Statement by Kemal Derviş, Administrator of UNDP
On the Occasion of World Environment Day
World Environment Day is an opportunity to take stock of the condition of the natural world, and a reminder of its singular importance in the lives and livelihoods of all people, at every stage of development. Protecting the environment, our common resource and responsibility, is one of the United Nations’ most important concerns. Through the coordinated and mutually reinforcing work of the United Nations Development Programme, the United Nations Environment Programme, the Food and Agriculture Organization, the range of environmental conventions, as well as the Intergovernmental Panel on Climate Change, and other UN entities, the United Nations works to help protect the environment, ensure sustainable use of its wealth, and support countries in their efforts to address environmental challenges.
For many, this World Environment Day and its focus on melting polar ice carries particular significance. Today there is broad international scientific consensus that climate change is happening and that greenhouse gas emissions resulting from human activity is a significant and probably dominant cause. We see its immediate effects not just in the far northern reaches of the planet, but also in developing countries, the nations least responsible for it and least equipped to cope with its devastating consequences: more extreme weather, drought, flooding, disruption and destruction of plant and animal species, and the spread of vector-borne diseases. Indeed, for many of the poorest people, climate change is a life-and-death matter. It is both a major environmental challenge and one of the greatest threats to human development. How we as a global community adapt to it, mitigate its advance, and account for its risks in development strategies will be a critical factor in making development progress, including efforts to achieve the Millennium Development Goals (MDGs).
Despite these challenges, there are, however, some grounds for optimism. This world-wide realization that we cannot afford to wait any longer to respond to climate change sets the stage for coordinated action. Today in Berlin, UNDP is highlighting two areas in particular where it is already taking steps to support developing countries in addressing climate change and other environmental challenges.
The first is in the conservation and sustainable use of biodiversity. Biodiversity is an essential resource not only in responding to climate change, but also in reducing poverty. Environments that are richly diverse in plant and animal life provide communities with a range of options with which to sustain livelihoods, while sensitive and highly biodiverse ecosystems, such as forests, bogs, and coral reefs, contain massive carbon reservoirs that contribute to regulating the global climate. Today in Berlin we honour the winners of this year’s Equator Prize which recognises and rewards local communities for their work in helping to reduce poverty through the sound management of biodiversity. We take this opportunity to also remind leaders at the G8 Summit meeting in Helilgendamm this week that protecting biodiversity is vital in any response to the changes affecting our planet, especially for the poorest people.

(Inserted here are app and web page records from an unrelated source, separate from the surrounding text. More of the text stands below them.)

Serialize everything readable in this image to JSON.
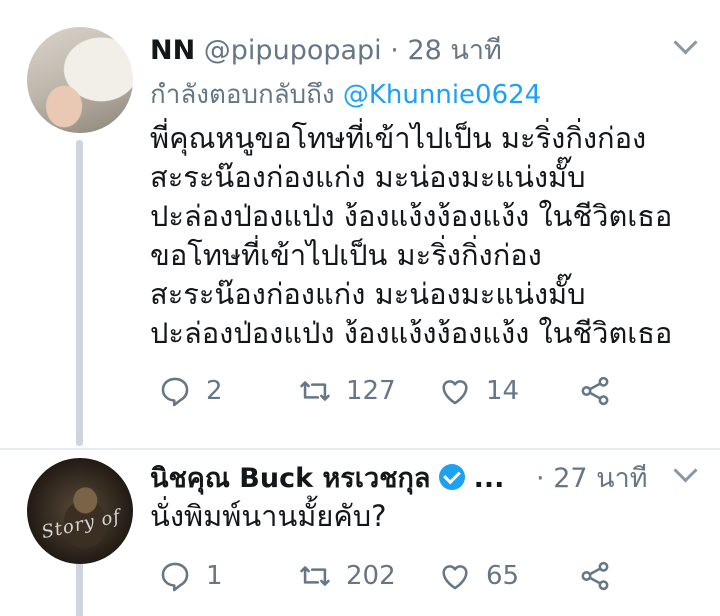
{
  "tweets": [
    {
      "name": "NN",
      "handle": "@pipupopapi",
      "sep": "·",
      "time": "28 นาที",
      "replying_label": "กำลังตอบกลับถึง",
      "replying_to": "@Khunnie0624",
      "text": "พี่คุณหนูขอโทษที่เข้าไปเป็น มะริ่งกิ่งก่อง\nสะระน๊องก่องแก่ง มะน่องมะแน่งมั๊บ\nปะล่องป่องแป่ง ง้องแง้งง้องแง้ง ในชีวิตเธอ\nขอโทษที่เข้าไปเป็น มะริ่งกิ่งก่อง\nสะระน๊องก่องแก่ง มะน่องมะแน่งมั๊บ\nปะล่องป่องแป่ง ง้องแง้งง้องแง้ง ในชีวิตเธอ",
      "replies": "2",
      "retweets": "127",
      "likes": "14"
    },
    {
      "name": "นิชคุณ Buck หรเวชกุล",
      "truncation": "...",
      "sep": "·",
      "time": "27 นาที",
      "text": "นั่งพิมพ์นานมั้ยคับ?",
      "replies": "1",
      "retweets": "202",
      "likes": "65",
      "avatar_script": "Story of"
    }
  ],
  "colors": {
    "accent": "#1da1f2",
    "muted": "#657786",
    "thread": "#cdd6dd"
  }
}
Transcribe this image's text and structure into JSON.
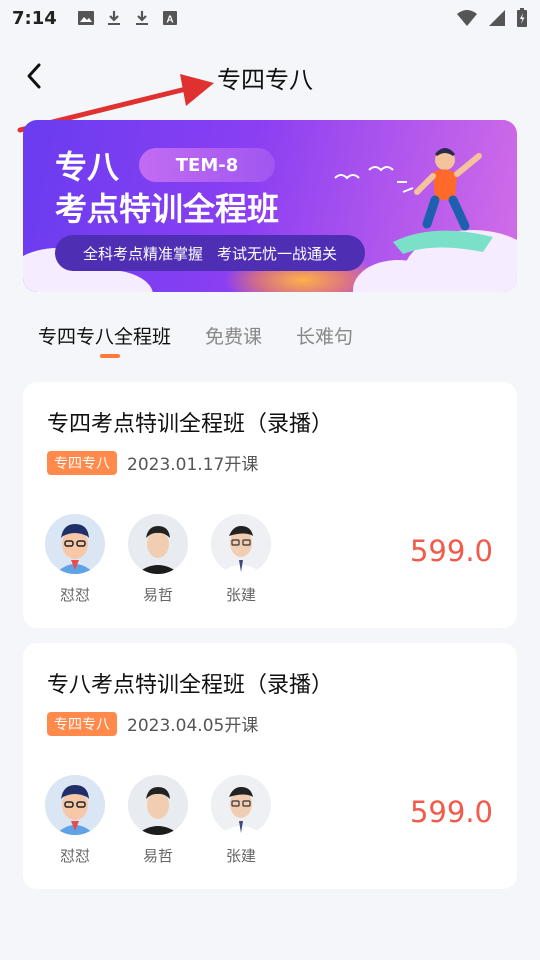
{
  "status_bar": {
    "time": "7:14",
    "left_icons": [
      "image-icon",
      "download-icon",
      "download-icon",
      "font-icon"
    ],
    "right_icons": [
      "wifi-icon",
      "signal-icon",
      "battery-icon"
    ]
  },
  "header": {
    "title": "专四专八",
    "back_icon": "chevron-left-icon"
  },
  "banner": {
    "line1": "专八",
    "tag": "TEM-8",
    "line2": "考点特训全程班",
    "slogan_left": "全科考点精准掌握",
    "slogan_right": "考试无忧一战通关"
  },
  "tabs": [
    {
      "label": "专四专八全程班",
      "active": true
    },
    {
      "label": "免费课",
      "active": false
    },
    {
      "label": "长难句",
      "active": false
    }
  ],
  "courses": [
    {
      "title": "专四考点特训全程班（录播）",
      "badge": "专四专八",
      "date": "2023.01.17开课",
      "teachers": [
        {
          "name": "怼怼"
        },
        {
          "name": "易哲"
        },
        {
          "name": "张建"
        }
      ],
      "price": "599.0"
    },
    {
      "title": "专八考点特训全程班（录播）",
      "badge": "专四专八",
      "date": "2023.04.05开课",
      "teachers": [
        {
          "name": "怼怼"
        },
        {
          "name": "易哲"
        },
        {
          "name": "张建"
        }
      ],
      "price": "599.0"
    }
  ],
  "colors": {
    "accent": "#ff7a3a",
    "price": "#f25a4a",
    "annotation_arrow": "#e03131"
  }
}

The second area we are highlighting today is the tremendous untapped resource carbon finance represents for developing countries. While the financial benefits of the rapidly expanding, billion-dollar international market for carbon credits has rewarded some, many more have missed out. Today in Berlin we are launching the UNDP MDG Carbon Facility’s new partnership with a major financial institution. This Facility aims to deliver more of the benefits of the carbon market to a larger share of the world’s population through projects that promote long-term sustainable development.
Through these and others activities, UNDP today reaffirms its commitment to working in partnership with others to help protect the global environment and promote sustainable human development for all.